Communication skills, Hope, Patients with cancer, Psychological distress, Teaching communication skills

 

Authors

  1. Wilkinson, Susie R.N., R.N.T., Dip.Ad.Nurs.Stud., M.Sc., Ph.D.

Abstract

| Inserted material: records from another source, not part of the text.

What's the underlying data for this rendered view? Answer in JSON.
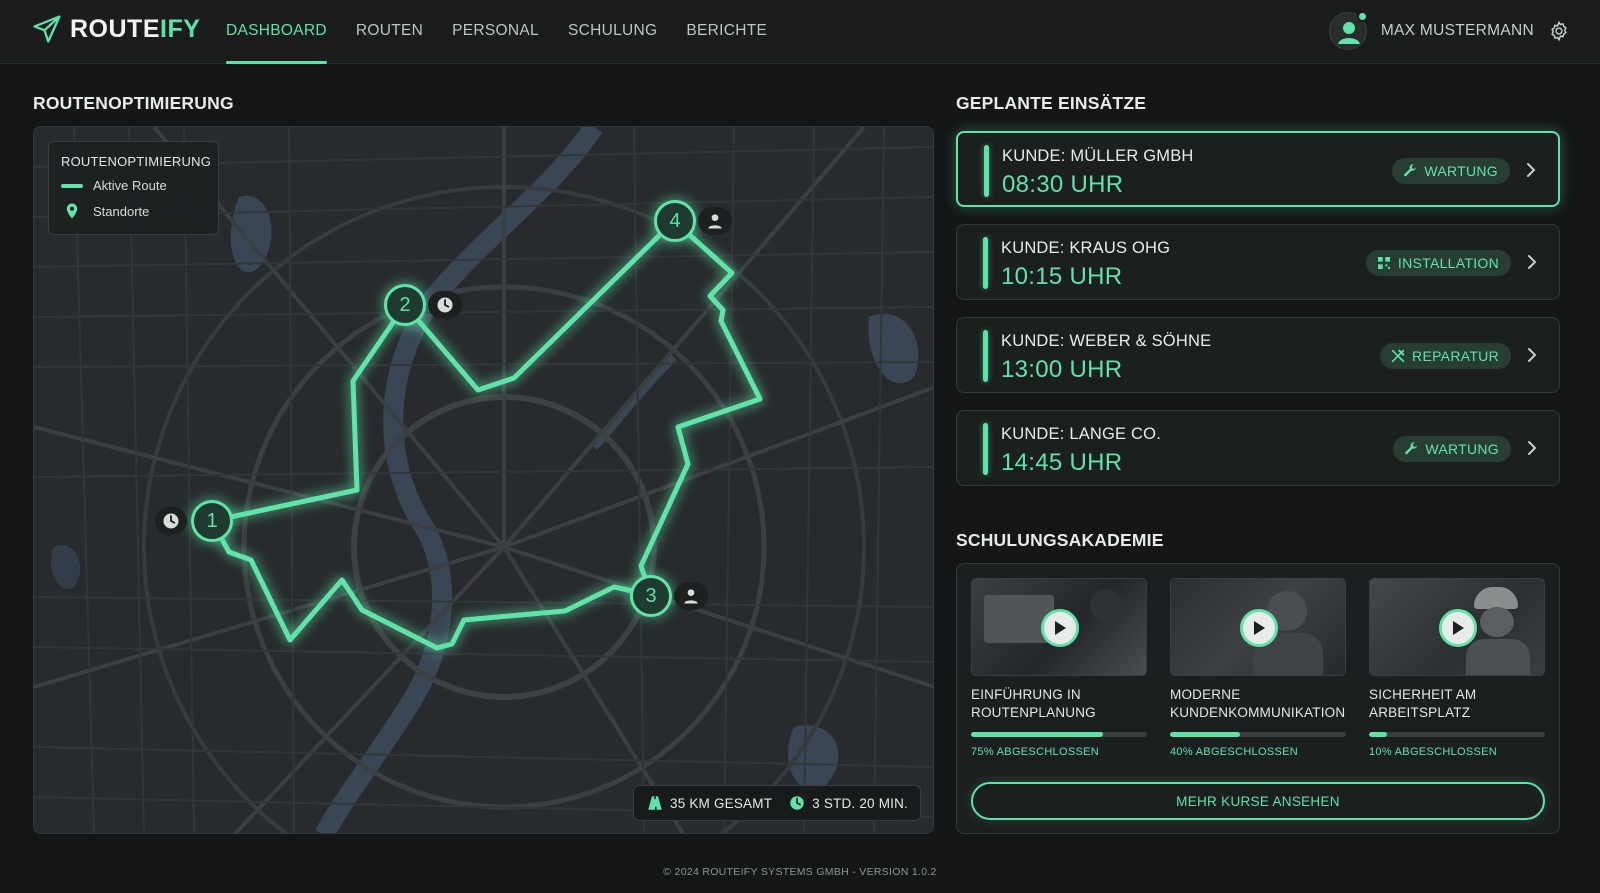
{
  "app": {
    "logo_main": "ROUTE",
    "logo_accent": "IFY"
  },
  "nav": {
    "items": [
      {
        "label": "DASHBOARD",
        "active": true
      },
      {
        "label": "ROUTEN",
        "active": false
      },
      {
        "label": "PERSONAL",
        "active": false
      },
      {
        "label": "SCHULUNG",
        "active": false
      },
      {
        "label": "BERICHTE",
        "active": false
      }
    ]
  },
  "user": {
    "name": "MAX MUSTERMANN",
    "avatar_icon": "user-avatar-icon",
    "settings_icon": "gear-icon"
  },
  "route": {
    "section_title": "ROUTENOPTIMIERUNG",
    "legend": {
      "title": "ROUTENOPTIMIERUNG",
      "active_route": "Aktive Route",
      "locations": "Standorte"
    },
    "stops": [
      {
        "number": "1",
        "icon": "clock-icon"
      },
      {
        "number": "2",
        "icon": "clock-icon"
      },
      {
        "number": "3",
        "icon": "person-icon"
      },
      {
        "number": "4",
        "icon": "person-icon"
      }
    ],
    "stats": {
      "distance": "35 KM GESAMT",
      "duration": "3 STD. 20 MIN."
    }
  },
  "appointments": {
    "section_title": "GEPLANTE EINSÄTZE",
    "items": [
      {
        "customer": "KUNDE: MÜLLER GMBH",
        "time": "08:30 UHR",
        "type": "WARTUNG",
        "icon": "wrench-icon",
        "active": true
      },
      {
        "customer": "KUNDE: KRAUS OHG",
        "time": "10:15 UHR",
        "type": "INSTALLATION",
        "icon": "grid-icon",
        "active": false
      },
      {
        "customer": "KUNDE: WEBER & SÖHNE",
        "time": "13:00 UHR",
        "type": "REPARATUR",
        "icon": "tools-icon",
        "active": false
      },
      {
        "customer": "KUNDE: LANGE CO.",
        "time": "14:45 UHR",
        "type": "WARTUNG",
        "icon": "wrench-icon",
        "active": false
      }
    ]
  },
  "academy": {
    "section_title": "SCHULUNGSAKADEMIE",
    "courses": [
      {
        "title_line1": "EINFÜHRUNG IN",
        "title_line2": "ROUTENPLANUNG",
        "progress": 0.75,
        "progress_label": "75% ABGESCHLOSSEN"
      },
      {
        "title_line1": "MODERNE",
        "title_line2": "KUNDENKOMMUNIKATION",
        "progress": 0.4,
        "progress_label": "40% ABGESCHLOSSEN"
      },
      {
        "title_line1": "SICHERHEIT AM",
        "title_line2": "ARBEITSPLATZ",
        "progress": 0.1,
        "progress_label": "10% ABGESCHLOSSEN"
      }
    ],
    "more_button": "MEHR KURSE ANSEHEN"
  },
  "footer": {
    "text": "© 2024 ROUTEIFY SYSTEMS GMBH - VERSION 1.0.2"
  },
  "colors": {
    "accent": "#5fe3a8",
    "background": "#141617",
    "panel": "#1c1f20"
  }
}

Communication is a vital component of nursing care that can improve outcomes for patients with cancer and their families in terms of psychological distress. Research indicates that nurses' communication skills have shown little improvement over the last 20 years. Communication is a practical skill that can be learned in theory from the literature or educational programs, but putting theory to practice in the clinical setting is far more problematic. Nurses need to be aware of their own communication skills by listening to themselves and learning from their mistakes. Only with this practice will skills improve. Communication can make or mar a person's illness experience. It is time for nurses to take effective communication seriously and actively accept personal responsibility for their actions because there is clear evidence showing that good communication makes a difference for patients and their families.